It's so easy for me to build a wall when what I need to building is a bridge. Allow me to give an example. I have a friend who feels as if the waves of life have overtaken her. I have promised to swim by her, to throw out the life preserver, to just love her. In a moment of boldness I said that she couldn't build a wall high enough or thick enough that the love of Jesus couldn't penetrate. Though this is true, the task becomes more difficult when I'm the one who is supposed to be tangibly showing this love.

Here'swhat happened. My friend was having a rough day, although her face was painted with the "I'm OK" mask. I asked how she was doing. "Fine," she said. Instantly, I felt the drawbridge go up between the two of us. I could almost hear the locks to her heart bolting shut. No way was she going to allow me to penetrate her wall.

So, being the good friend that I am, my first thoughts on the way home were: "Well, fine. If that's the way she wants to be…." I'm sure you can finish my sentence. I was angry. I was hurt.
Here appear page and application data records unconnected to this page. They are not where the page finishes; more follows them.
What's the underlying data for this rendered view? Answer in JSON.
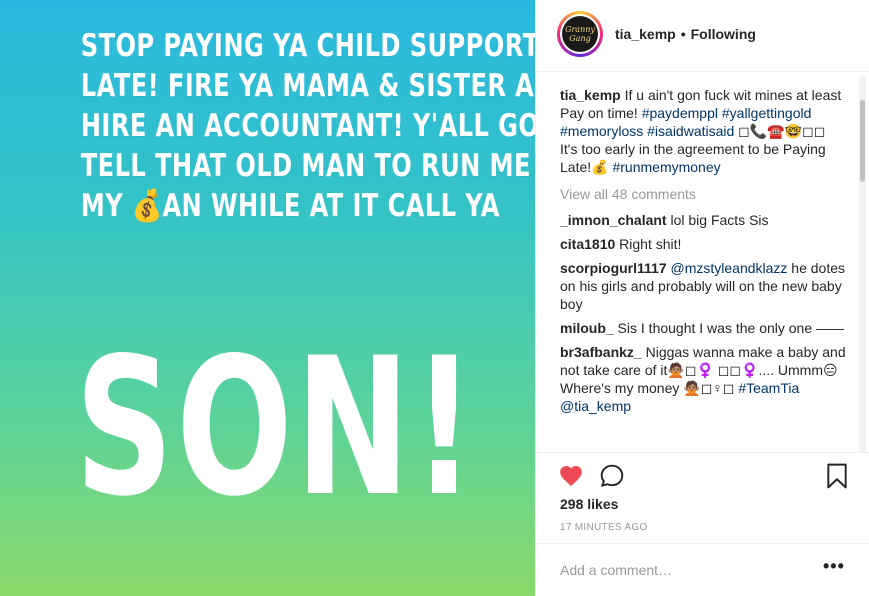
{
  "story": {
    "lines": [
      "STOP PAYING YA CHILD SUPPORT",
      "LATE! FIRE YA MAMA & SISTER AN",
      "HIRE AN ACCOUNTANT! Y'ALL GO",
      "TELL THAT OLD MAN TO RUN ME",
      "MY 💰AN WHILE AT IT CALL YA"
    ],
    "big_word": "SON!"
  },
  "header": {
    "avatar_text": "Granny Gang",
    "username": "tia_kemp",
    "separator": "•",
    "follow_status": "Following"
  },
  "caption": {
    "username": "tia_kemp",
    "text_1": " If u ain't gon fuck wit mines at least Pay on time! ",
    "tags_1": "#paydemppl #yallgettingold #memoryloss #isaidwatisaid",
    "text_2": " ◻📞☎️🤓◻◻ It's too early in the agreement to be Paying Late!💰 ",
    "tags_2": "#runmemymoney"
  },
  "view_all": "View all 48 comments",
  "comments": [
    {
      "username": "_imnon_chalant",
      "text": " lol big Facts Sis",
      "tag": ""
    },
    {
      "username": "cita1810",
      "text": " Right shit!",
      "tag": ""
    },
    {
      "username": "scorpiogurl1117",
      "text": " he dotes on his girls and probably will on the new baby boy",
      "tag": " @mzstyleandklazz"
    },
    {
      "username": "miloub_",
      "text": " Sis I thought I was the only one ——",
      "tag": ""
    },
    {
      "username": "br3afbankz_",
      "text": " Niggas wanna make a baby and not take care of it🙅🏽◻♀️ ◻◻♀️.... Ummm😑 Where's my money 🙅🏽◻♀◻ ",
      "tag": "#TeamTia @tia_kemp"
    }
  ],
  "likes": "298 likes",
  "timestamp": "17 MINUTES AGO",
  "add_comment_placeholder": "Add a comment…",
  "more_label": "•••",
  "colors": {
    "like": "#ed4956",
    "link": "#003569",
    "muted": "#999999"
  }
}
She knew her words were transparent and I could see right through them to the wall behind. From that moment on I vowed to stop calling, to stop visiting, to just leave her alone and only pray for her.

No sooner had the thought escaped my consciousness than the Lord kindly reminded me of my promise. If I truly meant that I wanted to show the love of Jesus to her, why was I willing to give up so soon?

Because it got tough.

I recalled Ann Kiemel Anderson’s words: "Can I love you to Him? Can I love you so much through thick and thin until you learn that Jesus really cares for you? Can I love you to Him?"

True sisterly love waits for the moods to pass. True love knows when to speak and when to be silent. It knows when to push, when to pull, and when to just stand.

Let us begin to love one another the way that Christ loves us.


© 2000 Kristin Reeg

Courtesy of
The Center for the Study of Faith and Culture
College of Communication and the Arts
Regent University &